> [Exercise]: Locate every line in the records below that holds the word "Muskan" and return each one.
*** Block opens ***
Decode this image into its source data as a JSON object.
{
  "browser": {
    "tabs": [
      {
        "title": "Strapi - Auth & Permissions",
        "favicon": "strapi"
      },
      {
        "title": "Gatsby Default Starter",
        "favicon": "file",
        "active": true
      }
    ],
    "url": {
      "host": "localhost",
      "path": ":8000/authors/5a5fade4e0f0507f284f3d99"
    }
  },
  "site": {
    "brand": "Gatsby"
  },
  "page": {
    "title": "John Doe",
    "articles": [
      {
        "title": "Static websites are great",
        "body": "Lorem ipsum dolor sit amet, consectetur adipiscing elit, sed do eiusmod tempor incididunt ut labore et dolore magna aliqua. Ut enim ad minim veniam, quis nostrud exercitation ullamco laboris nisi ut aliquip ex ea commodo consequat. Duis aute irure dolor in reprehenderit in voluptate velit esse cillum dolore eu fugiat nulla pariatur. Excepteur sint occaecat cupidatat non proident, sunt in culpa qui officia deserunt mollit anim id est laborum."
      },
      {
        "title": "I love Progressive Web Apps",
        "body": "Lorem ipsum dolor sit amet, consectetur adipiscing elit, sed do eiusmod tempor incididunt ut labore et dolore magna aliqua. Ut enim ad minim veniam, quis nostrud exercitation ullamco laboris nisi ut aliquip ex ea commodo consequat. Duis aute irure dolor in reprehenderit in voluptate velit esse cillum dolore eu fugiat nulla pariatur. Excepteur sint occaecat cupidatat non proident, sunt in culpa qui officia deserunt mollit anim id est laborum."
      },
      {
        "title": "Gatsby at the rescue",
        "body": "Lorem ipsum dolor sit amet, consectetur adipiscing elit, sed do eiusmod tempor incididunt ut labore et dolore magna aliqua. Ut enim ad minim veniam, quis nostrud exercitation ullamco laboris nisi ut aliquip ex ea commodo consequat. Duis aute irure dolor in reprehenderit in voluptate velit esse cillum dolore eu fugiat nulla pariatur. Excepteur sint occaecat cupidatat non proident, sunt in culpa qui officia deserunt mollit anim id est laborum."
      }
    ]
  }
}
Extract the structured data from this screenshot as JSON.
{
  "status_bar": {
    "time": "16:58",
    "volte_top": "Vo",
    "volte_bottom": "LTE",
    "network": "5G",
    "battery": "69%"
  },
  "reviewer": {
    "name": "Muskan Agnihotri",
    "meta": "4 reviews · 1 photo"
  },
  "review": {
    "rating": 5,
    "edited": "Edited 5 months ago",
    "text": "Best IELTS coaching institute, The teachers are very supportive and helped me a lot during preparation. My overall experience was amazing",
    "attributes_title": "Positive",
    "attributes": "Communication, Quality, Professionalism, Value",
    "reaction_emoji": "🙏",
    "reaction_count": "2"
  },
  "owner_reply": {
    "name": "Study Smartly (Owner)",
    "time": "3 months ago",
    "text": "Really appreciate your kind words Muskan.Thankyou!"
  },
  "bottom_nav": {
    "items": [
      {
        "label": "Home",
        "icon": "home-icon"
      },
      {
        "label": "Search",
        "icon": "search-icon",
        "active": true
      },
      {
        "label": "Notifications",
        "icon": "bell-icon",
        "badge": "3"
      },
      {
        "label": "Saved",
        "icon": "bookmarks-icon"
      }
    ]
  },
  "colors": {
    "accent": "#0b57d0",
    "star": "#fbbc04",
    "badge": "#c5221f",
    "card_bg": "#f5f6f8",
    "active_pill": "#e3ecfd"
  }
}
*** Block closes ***
> [Solution to this exercise]:
    "name": "Muskan Agnihotri",
    "text": "Really appreciate your kind words Muskan.Thankyou!"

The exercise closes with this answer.